Note: the URL in the above example is for our sandbox environment. For other environments, see Environments and testing above.

All being well, you receive an appropriate response from the API, for example:

HTTP Status: 200

{
  "message": "Hello User!"
}

Error scenarios

If there is an issue with your access token, we return one of the following error responses:

HTTP status Code Description
401 (Unauthorized) invalid_credentials Access token has expired
401 (Unauthorized) invalid_credentials Access token is invalid
401 (Unauthorized) invalid_credentials Access token is missing

For detailed error conditions, see the relevant API specification in our API catalogue.


Step 10: Refresh your access token

We currently do not support refresh tokens for the separate authentication and authorisation model due to limitations. However, this is a feature we intend to add in the future and we will update this section once completed.

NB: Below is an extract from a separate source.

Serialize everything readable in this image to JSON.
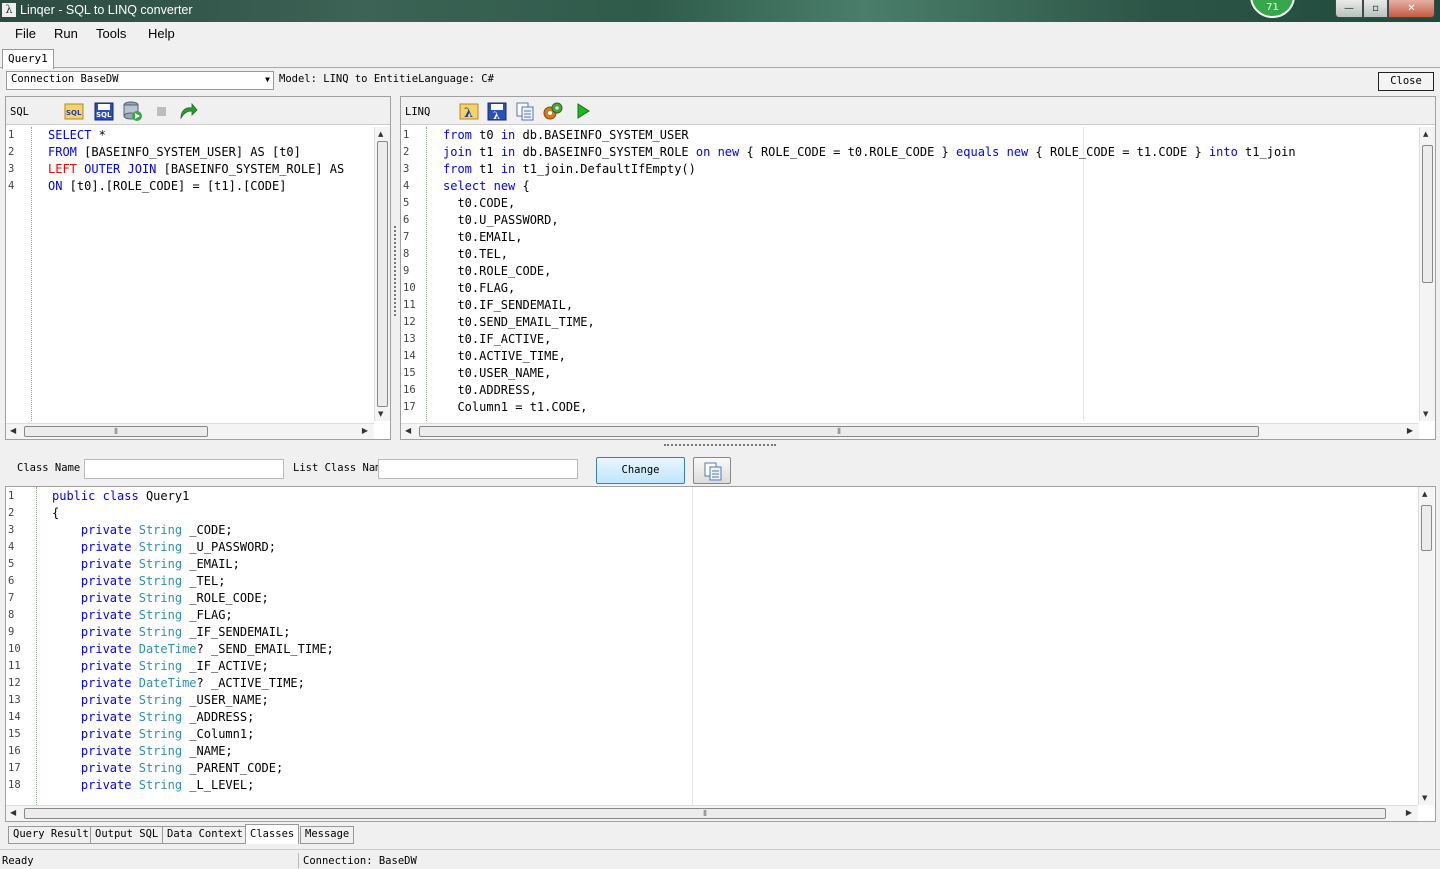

Step 11: Request a new access token from us

Access tokens have a lifetime of 10 minutes, so when that expires the ID token has to be exchanged for a new access token, see step 7 above. 

The NHS login ID token is only valid for an hour from issue.


Revoking authority

For details on how to revoke an access token, please contact us.

Last edited: 9 May 2022 1:31 pm